The scientific research targets the general need for measurement techniques that can reveal detailed three- dimensional structures and functional dynamics of biomolecules such as proteins. It develops x-ray scattering methods to determine structures without the need to grow macroscopic protein crystals or to cryogenically freeze samples, both of which are requirements of existing techniques that can limit their effectiveness for dynamic molecules. X-ray free-electron lasers are used to produce snapshot scattering patterns by outrunning atomic motions with intense ultrashort x-ray pulses of just 10 femtoseconds (10-14 seconds). Unlike conventional x-ray solution scattering, the analysis of two-point intensity correlations amongst snapshot scattering patterns can directly yield three-dimensional structures, and in favorable cases allows for chemically selective imaging of atomic sub-structures embedded in complex environments. Structural changes may be sequenced in time to form â€œmolecular moviesâ€ by delaying snapshots until shortly after reactions are triggered with light flashes, temperature jumps, or by other mechanisms. These methods are applicable to a broad variety of biomolecular systems which includes, among numerous examples, proteins that are involved in photosynthesis, vision, viral infection, and signaling processes that regulate nearly all vital processes in living cells and organisms. Model protein systems studied in the course of this research will elucidate ultrafast dynamics of light-activated protein motions. In addition to the publication of results in peer-reviewed journals and presentations at scientific conferences, x-ray scattering data and analysis software will be made publicly available and will contribute to the general development of ultrafast x-ray imaging science. Similarly, innovative hardware technologies developed in the course of the research, such as micro-nozzle designs for the production of liquid nanodroplets, will be made publicly available.
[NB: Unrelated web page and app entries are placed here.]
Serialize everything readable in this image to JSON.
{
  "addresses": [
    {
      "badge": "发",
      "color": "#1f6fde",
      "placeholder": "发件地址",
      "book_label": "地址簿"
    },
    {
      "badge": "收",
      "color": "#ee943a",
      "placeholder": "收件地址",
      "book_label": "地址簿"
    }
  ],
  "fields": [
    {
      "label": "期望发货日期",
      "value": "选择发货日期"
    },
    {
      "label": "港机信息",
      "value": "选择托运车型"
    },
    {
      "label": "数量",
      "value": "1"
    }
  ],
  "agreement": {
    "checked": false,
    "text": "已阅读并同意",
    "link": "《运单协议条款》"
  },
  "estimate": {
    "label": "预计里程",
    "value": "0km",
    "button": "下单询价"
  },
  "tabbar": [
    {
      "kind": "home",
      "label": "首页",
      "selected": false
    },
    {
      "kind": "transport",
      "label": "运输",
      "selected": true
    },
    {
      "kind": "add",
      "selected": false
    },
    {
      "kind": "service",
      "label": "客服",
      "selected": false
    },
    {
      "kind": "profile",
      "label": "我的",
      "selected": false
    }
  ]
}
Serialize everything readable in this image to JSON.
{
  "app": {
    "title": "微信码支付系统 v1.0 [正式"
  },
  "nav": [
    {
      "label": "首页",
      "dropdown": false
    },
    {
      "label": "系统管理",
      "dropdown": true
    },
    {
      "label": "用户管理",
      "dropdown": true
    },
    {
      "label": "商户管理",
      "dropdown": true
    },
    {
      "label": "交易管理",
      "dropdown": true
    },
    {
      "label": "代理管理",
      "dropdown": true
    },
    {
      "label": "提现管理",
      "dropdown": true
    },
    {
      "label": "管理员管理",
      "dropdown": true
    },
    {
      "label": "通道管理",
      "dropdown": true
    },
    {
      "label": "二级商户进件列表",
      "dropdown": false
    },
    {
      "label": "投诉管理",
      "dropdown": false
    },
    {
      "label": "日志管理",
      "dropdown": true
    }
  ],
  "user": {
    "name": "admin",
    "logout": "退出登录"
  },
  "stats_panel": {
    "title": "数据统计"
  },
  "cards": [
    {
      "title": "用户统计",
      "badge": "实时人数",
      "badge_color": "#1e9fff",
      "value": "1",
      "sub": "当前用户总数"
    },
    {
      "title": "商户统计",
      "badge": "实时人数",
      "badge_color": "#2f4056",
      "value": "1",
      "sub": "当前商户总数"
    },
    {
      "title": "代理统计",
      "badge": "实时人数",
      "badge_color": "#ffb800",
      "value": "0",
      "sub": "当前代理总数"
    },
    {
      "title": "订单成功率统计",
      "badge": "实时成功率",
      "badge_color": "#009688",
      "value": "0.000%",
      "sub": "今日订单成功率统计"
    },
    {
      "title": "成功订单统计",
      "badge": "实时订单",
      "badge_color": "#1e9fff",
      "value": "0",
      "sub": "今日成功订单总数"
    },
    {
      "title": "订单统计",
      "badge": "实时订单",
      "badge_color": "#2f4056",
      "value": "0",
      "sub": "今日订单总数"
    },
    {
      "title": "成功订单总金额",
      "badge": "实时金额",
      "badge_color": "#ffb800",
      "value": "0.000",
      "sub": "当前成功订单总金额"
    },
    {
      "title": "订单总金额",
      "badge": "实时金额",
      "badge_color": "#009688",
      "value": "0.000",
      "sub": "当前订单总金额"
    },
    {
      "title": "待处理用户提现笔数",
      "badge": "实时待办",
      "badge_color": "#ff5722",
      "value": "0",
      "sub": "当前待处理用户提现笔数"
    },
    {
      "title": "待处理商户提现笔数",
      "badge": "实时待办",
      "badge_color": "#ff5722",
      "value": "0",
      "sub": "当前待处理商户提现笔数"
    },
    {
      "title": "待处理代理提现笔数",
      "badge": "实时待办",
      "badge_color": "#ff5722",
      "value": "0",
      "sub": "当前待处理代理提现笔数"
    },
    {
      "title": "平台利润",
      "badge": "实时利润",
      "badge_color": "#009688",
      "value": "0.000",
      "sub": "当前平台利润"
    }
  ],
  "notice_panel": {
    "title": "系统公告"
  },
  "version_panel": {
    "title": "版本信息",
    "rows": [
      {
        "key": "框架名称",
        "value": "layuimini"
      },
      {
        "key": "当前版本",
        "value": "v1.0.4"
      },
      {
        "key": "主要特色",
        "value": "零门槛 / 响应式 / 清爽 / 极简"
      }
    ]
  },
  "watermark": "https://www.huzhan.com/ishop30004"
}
This award reflects NSF's statutory mission and has been deemed worthy of support through evaluation using the Foundation's intellectual merit and broader impacts review criteria.